Technology has been on the brain. As it relates to transportation, specifically. You know, the talk about self-driving cars.
On the consumer side, it’s the news of two new fatal accidents reported by Tesla Inc. That’s 16 such crashes now involving its autopilot systems since mid-2021, when U.S. regulators required car companies report such data, according to a Bloomberg report.
The fallout involves lawsuits, one trial in particular to determine if “man or machine” is at fault. In a report by The Guardian, a Georgetown University law professor asks that pointed question, and a number of experts interviewed expect the case to test whether the technology has advanced faster than legal standards.
In this 2019 crash, in which two people died when their car was hit by a Tesla exiting a California highway and reportedly running a red light, the electric car maker is not charged. The individual in the Tesla driver’s seat, however, is on trial for criminal charges.
Tesla is being sued by the family of one of the deceased, and separately, Reuters has reported the U.S. Justice Department is investigating whether Tesla should face criminal charges over its self-driving claims. CEO Elon Musk has touted on Twitter the autonomous driving software is safer when engaged than standard driving, citing accident data. Here are the nuts and bolts from Musk’s tweet from the first quarter of 2021: one accident for every 4 million miles driven with Tesla’s autopilot turned on; one accident for every 2 million miles driven with Tesla’s safety features on but no autopilot; and one accident for every 978,000 miles driven with neither feature engaged. He ends the post citing National Highway Traffic Safety Administration data of one crash per every 484,000 miles driven.
All this to say the judicial system will play an integral role in establishing the responsibility between the technology and the crimes.
For business and logistics, there’s been some progress. Alongside the news of these fatal crashes and lawsuits, I read in Arkansas Business how trials by Walmart Inc. and J.B. Hunt Transport Services Inc. are scoring successes in northwest Arkansas.
Both giants in the supply chain are testing autonomous trucks to deliver consumer goods. Picture this: Walmart box trucks maneuvering the streets of Bentonville, Arkansas, to make deliveries to Neighborhood Market stores without a human driver behind the wheel. It’s happening, and the company has reported 200,000 miles of accident-free deliveries during the trials, according to Arkansas Business.

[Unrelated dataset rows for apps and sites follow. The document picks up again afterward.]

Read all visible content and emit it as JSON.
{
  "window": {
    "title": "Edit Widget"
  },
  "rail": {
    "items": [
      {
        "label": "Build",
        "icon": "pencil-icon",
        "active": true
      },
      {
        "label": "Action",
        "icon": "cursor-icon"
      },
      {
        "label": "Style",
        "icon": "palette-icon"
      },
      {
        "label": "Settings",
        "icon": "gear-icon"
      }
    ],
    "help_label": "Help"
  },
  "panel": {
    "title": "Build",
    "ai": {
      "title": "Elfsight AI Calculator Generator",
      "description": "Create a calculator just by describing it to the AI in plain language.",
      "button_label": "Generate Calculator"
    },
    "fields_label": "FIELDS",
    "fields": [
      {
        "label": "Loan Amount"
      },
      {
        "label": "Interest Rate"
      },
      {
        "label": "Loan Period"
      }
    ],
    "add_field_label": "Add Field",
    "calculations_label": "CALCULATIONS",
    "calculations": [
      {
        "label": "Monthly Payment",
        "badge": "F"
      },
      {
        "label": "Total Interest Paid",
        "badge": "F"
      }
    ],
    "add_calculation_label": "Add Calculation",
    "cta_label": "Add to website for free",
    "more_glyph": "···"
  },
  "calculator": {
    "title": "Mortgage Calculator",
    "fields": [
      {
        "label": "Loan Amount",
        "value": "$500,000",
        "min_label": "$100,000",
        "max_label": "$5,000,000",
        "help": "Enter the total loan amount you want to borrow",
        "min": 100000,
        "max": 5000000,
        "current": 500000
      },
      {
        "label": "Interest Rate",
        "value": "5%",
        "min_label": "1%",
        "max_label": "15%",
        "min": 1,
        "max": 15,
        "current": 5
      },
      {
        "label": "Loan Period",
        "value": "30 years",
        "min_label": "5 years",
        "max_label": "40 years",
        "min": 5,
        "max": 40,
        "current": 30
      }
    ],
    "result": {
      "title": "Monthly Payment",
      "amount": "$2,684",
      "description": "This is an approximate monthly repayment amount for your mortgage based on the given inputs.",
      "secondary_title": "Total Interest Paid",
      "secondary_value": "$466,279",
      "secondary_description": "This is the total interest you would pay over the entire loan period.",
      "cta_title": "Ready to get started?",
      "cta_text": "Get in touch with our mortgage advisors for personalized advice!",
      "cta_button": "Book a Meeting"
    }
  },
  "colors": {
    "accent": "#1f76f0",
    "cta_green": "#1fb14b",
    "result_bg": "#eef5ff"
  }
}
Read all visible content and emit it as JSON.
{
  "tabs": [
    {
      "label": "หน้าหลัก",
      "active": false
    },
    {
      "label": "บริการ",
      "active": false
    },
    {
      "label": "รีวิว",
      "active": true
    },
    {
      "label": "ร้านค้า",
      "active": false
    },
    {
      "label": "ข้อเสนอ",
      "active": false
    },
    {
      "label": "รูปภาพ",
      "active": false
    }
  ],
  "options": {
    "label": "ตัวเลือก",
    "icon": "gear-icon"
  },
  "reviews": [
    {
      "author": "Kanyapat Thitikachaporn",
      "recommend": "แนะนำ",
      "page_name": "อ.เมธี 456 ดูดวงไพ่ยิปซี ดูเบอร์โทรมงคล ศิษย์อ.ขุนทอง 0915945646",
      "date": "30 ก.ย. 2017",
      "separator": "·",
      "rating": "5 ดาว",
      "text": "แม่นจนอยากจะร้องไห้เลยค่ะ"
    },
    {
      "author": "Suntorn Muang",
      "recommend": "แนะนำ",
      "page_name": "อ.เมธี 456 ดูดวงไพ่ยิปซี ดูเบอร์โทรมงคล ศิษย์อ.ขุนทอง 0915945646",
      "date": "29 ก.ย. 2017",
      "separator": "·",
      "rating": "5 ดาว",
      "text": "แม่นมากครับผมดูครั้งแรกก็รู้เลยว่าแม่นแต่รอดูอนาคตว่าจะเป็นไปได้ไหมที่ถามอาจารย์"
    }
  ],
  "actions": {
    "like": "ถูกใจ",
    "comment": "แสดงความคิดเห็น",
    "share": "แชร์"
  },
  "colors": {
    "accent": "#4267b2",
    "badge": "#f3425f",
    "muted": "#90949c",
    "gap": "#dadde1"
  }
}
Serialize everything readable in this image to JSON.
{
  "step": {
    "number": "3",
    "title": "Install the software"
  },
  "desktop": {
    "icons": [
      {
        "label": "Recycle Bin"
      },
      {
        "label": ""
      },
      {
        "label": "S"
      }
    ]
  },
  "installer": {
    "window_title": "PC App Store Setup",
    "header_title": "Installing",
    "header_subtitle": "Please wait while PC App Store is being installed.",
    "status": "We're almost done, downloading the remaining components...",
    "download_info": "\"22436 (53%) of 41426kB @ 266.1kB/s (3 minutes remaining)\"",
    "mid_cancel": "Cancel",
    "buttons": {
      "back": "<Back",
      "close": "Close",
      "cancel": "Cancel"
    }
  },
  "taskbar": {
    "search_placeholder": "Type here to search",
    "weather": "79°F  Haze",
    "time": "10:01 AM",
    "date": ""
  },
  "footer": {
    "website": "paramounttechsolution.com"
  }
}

It’s interesting to note that Walmart’s tests started with a “safety driver” sitting behind the wheel of the truck, then moving to the passenger’s seat as successes were marked during this first phase. Also noteworthy, Arkansas Business reports the truck only makes right-hand turns for safety reasons on the 2 miles between the fulfillment center and the grocery store, resulting in a 7-mile route.
The J.B. Hunt study covers hundreds of miles on an interstate in Texas. Between Dallas and Houston, driverless semitrucks have delivered 862,000 pounds of freight on time and without an accident since trials began in mid-2021.
These trials also are expanding
I guess I do have a personal reason connected to this logistics technology. Family members recently were rear-ended on a Chicago interstate by a semitruck driver who acknowledged he had dozed off as traffic congestion quickly brought vehicle speeds from 65 mph to 30 mph. There were no fatalities – thankfully, in any of the multiple cars involved – only minor injuries and a totaled sedan.
Accidents do happen. By man and machine.
I support the continued testing of self-driving technologies and particularly appreciate the care given in Walmart’s case to incrementally remove the human involvement as progress is reported. As the logistics business only continues to increase, I do see how we’ll get smarter and safer down the road.
Springfield Business Journal Editorial Vice President Eric Olson can be reached at email@example.com.
Mercy Springfield Communities relocated a clinic; San Clemente, California-based law firm Gilson Daub Inc. expanded to the Springfield market; and a second video gaming center for Contender eSports Springfield LLC opened in the Queen City.